## DATA PROVIDED:
-*-

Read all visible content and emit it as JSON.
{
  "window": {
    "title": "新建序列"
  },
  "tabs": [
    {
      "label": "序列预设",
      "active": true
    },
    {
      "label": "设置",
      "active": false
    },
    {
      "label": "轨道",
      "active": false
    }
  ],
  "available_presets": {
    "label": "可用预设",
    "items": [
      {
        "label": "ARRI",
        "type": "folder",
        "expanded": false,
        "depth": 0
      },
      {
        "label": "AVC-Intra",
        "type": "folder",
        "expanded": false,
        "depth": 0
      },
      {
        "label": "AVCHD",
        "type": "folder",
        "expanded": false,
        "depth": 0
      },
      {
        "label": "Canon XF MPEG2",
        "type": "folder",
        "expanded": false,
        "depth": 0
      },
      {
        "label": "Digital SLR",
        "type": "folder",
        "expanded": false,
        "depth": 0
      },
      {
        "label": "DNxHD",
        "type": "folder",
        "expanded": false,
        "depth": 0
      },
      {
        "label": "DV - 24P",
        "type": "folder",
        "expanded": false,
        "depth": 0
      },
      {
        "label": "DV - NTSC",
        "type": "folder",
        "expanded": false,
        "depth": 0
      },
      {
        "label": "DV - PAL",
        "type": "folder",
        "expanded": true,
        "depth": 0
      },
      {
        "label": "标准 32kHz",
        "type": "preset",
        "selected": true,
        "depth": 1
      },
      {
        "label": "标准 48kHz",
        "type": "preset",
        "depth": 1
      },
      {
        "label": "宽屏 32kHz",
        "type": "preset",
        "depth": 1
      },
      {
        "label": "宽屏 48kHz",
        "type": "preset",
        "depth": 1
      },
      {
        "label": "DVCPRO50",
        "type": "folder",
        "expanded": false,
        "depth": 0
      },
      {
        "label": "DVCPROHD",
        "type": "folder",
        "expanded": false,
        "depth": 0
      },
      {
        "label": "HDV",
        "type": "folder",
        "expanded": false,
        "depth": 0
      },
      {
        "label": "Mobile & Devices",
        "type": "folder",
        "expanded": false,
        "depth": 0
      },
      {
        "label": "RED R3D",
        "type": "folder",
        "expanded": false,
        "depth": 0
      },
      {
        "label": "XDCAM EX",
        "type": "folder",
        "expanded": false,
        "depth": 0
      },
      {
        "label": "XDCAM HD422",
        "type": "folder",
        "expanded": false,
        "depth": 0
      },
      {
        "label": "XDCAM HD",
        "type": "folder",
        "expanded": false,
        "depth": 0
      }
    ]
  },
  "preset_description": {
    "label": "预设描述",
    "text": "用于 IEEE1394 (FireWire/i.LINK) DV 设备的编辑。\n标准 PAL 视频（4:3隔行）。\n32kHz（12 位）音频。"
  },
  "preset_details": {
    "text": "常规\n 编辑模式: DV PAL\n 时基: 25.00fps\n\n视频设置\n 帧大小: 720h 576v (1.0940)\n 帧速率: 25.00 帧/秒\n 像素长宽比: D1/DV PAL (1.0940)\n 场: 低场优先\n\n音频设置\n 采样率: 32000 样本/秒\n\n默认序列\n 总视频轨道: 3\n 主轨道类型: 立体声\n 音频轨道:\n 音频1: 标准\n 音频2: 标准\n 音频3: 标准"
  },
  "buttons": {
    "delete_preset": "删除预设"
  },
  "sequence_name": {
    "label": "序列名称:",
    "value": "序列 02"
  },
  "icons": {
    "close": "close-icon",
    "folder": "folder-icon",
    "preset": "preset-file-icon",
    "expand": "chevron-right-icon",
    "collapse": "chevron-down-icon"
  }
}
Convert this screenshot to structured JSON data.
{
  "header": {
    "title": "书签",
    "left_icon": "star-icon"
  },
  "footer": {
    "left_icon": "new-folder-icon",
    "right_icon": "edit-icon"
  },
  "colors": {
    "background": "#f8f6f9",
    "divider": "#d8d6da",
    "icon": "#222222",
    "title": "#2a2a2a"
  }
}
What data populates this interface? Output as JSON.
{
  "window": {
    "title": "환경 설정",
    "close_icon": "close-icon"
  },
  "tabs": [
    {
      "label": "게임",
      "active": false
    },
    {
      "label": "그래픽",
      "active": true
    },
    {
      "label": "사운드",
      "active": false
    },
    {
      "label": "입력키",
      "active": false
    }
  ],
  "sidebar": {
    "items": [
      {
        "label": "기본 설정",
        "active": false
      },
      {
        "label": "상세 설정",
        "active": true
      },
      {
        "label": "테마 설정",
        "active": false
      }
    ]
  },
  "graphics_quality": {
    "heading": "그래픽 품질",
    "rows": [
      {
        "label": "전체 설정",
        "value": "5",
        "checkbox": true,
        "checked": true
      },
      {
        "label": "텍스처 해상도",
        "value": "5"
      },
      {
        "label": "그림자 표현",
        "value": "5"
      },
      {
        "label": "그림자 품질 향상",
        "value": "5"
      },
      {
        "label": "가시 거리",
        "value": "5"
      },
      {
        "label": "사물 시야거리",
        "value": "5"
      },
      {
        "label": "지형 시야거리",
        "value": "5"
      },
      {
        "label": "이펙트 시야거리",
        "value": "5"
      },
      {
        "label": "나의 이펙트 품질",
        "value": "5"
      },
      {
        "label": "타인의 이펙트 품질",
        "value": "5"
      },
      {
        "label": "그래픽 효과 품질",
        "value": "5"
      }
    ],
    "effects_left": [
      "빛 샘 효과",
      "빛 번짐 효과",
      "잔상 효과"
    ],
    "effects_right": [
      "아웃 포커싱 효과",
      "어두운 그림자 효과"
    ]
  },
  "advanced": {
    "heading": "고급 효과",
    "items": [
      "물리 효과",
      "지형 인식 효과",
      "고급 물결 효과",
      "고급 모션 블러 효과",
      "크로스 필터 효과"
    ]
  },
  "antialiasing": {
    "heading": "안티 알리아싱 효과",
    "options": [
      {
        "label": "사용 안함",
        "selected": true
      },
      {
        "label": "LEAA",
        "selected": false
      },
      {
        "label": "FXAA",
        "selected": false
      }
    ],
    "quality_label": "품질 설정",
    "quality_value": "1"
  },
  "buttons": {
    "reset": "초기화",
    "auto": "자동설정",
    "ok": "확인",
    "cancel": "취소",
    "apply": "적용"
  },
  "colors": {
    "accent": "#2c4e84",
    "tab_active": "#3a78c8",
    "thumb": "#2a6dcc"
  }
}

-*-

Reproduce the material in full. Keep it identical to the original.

## TASK ANSWER:
Read all visible content and emit it as JSON.
{
  "window": {
    "title": "新建序列"
  },
  "tabs": [
    {
      "label": "序列预设",
      "active": true
    },
    {
      "label": "设置",
      "active": false
    },
    {
      "label": "轨道",
      "active": false
    }
  ],
  "available_presets": {
    "label": "可用预设",
    "items": [
      {
        "label": "ARRI",
        "type": "folder",
        "expanded": false,
        "depth": 0
      },
      {
        "label": "AVC-Intra",
        "type": "folder",
        "expanded": false,
        "depth": 0
      },
      {
        "label": "AVCHD",
        "type": "folder",
        "expanded": false,
        "depth": 0
      },
      {
        "label": "Canon XF MPEG2",
        "type": "folder",
        "expanded": false,
        "depth": 0
      },
      {
        "label": "Digital SLR",
        "type": "folder",
        "expanded": false,
        "depth": 0
      },
      {
        "label": "DNxHD",
        "type": "folder",
        "expanded": false,
        "depth": 0
      },
      {
        "label": "DV - 24P",
        "type": "folder",
        "expanded": false,
        "depth": 0
      },
      {
        "label": "DV - NTSC",
        "type": "folder",
        "expanded": false,
        "depth": 0
      },
      {
        "label": "DV - PAL",
        "type": "folder",
        "expanded": true,
        "depth": 0
      },
      {
        "label": "标准 32kHz",
        "type": "preset",
        "selected": true,
        "depth": 1
      },
      {
        "label": "标准 48kHz",
        "type": "preset",
        "depth": 1
      },
      {
        "label": "宽屏 32kHz",
        "type": "preset",
        "depth": 1
      },
      {
        "label": "宽屏 48kHz",
        "type": "preset",
        "depth": 1
      },
      {
        "label": "DVCPRO50",
        "type": "folder",
        "expanded": false,
        "depth": 0
      },
      {
        "label": "DVCPROHD",
        "type": "folder",
        "expanded": false,
        "depth": 0
      },
      {
        "label": "HDV",
        "type": "folder",
        "expanded": false,
        "depth": 0
      },
      {
        "label": "Mobile & Devices",
        "type": "folder",
        "expanded": false,
        "depth": 0
      },
      {
        "label": "RED R3D",
        "type": "folder",
        "expanded": false,
        "depth": 0
      },
      {
        "label": "XDCAM EX",
        "type": "folder",
        "expanded": false,
        "depth": 0
      },
      {
        "label": "XDCAM HD422",
        "type": "folder",
        "expanded": false,
        "depth": 0
      },
      {
        "label": "XDCAM HD",
        "type": "folder",
        "expanded": false,
        "depth": 0
      }
    ]
  },
  "preset_description": {
    "label": "预设描述",
    "text": "用于 IEEE1394 (FireWire/i.LINK) DV 设备的编辑。\n标准 PAL 视频（4:3隔行）。\n32kHz（12 位）音频。"
  },
  "preset_details": {
    "text": "常规\n 编辑模式: DV PAL\n 时基: 25.00fps\n\n视频设置\n 帧大小: 720h 576v (1.0940)\n 帧速率: 25.00 帧/秒\n 像素长宽比: D1/DV PAL (1.0940)\n 场: 低场优先\n\n音频设置\n 采样率: 32000 样本/秒\n\n默认序列\n 总视频轨道: 3\n 主轨道类型: 立体声\n 音频轨道:\n 音频1: 标准\n 音频2: 标准\n 音频3: 标准"
  },
  "buttons": {
    "delete_preset": "删除预设"
  },
  "sequence_name": {
    "label": "序列名称:",
    "value": "序列 02"
  },
  "icons": {
    "close": "close-icon",
    "folder": "folder-icon",
    "preset": "preset-file-icon",
    "expand": "chevron-right-icon",
    "collapse": "chevron-down-icon"
  }
}
Convert this screenshot to structured JSON data.
{
  "header": {
    "title": "书签",
    "left_icon": "star-icon"
  },
  "footer": {
    "left_icon": "new-folder-icon",
    "right_icon": "edit-icon"
  },
  "colors": {
    "background": "#f8f6f9",
    "divider": "#d8d6da",
    "icon": "#222222",
    "title": "#2a2a2a"
  }
}
What data populates this interface? Output as JSON.
{
  "window": {
    "title": "환경 설정",
    "close_icon": "close-icon"
  },
  "tabs": [
    {
      "label": "게임",
      "active": false
    },
    {
      "label": "그래픽",
      "active": true
    },
    {
      "label": "사운드",
      "active": false
    },
    {
      "label": "입력키",
      "active": false
    }
  ],
  "sidebar": {
    "items": [
      {
        "label": "기본 설정",
        "active": false
      },
      {
        "label": "상세 설정",
        "active": true
      },
      {
        "label": "테마 설정",
        "active": false
      }
    ]
  },
  "graphics_quality": {
    "heading": "그래픽 품질",
    "rows": [
      {
        "label": "전체 설정",
        "value": "5",
        "checkbox": true,
        "checked": true
      },
      {
        "label": "텍스처 해상도",
        "value": "5"
      },
      {
        "label": "그림자 표현",
        "value": "5"
      },
      {
        "label": "그림자 품질 향상",
        "value": "5"
      },
      {
        "label": "가시 거리",
        "value": "5"
      },
      {
        "label": "사물 시야거리",
        "value": "5"
      },
      {
        "label": "지형 시야거리",
        "value": "5"
      },
      {
        "label": "이펙트 시야거리",
        "value": "5"
      },
      {
        "label": "나의 이펙트 품질",
        "value": "5"
      },
      {
        "label": "타인의 이펙트 품질",
        "value": "5"
      },
      {
        "label": "그래픽 효과 품질",
        "value": "5"
      }
    ],
    "effects_left": [
      "빛 샘 효과",
      "빛 번짐 효과",
      "잔상 효과"
    ],
    "effects_right": [
      "아웃 포커싱 효과",
      "어두운 그림자 효과"
    ]
  },
  "advanced": {
    "heading": "고급 효과",
    "items": [
      "물리 효과",
      "지형 인식 효과",
      "고급 물결 효과",
      "고급 모션 블러 효과",
      "크로스 필터 효과"
    ]
  },
  "antialiasing": {
    "heading": "안티 알리아싱 효과",
    "options": [
      {
        "label": "사용 안함",
        "selected": true
      },
      {
        "label": "LEAA",
        "selected": false
      },
      {
        "label": "FXAA",
        "selected": false
      }
    ],
    "quality_label": "품질 설정",
    "quality_value": "1"
  },
  "buttons": {
    "reset": "초기화",
    "auto": "자동설정",
    "ok": "확인",
    "cancel": "취소",
    "apply": "적용"
  },
  "colors": {
    "accent": "#2c4e84",
    "tab_active": "#3a78c8",
    "thumb": "#2a6dcc"
  }
}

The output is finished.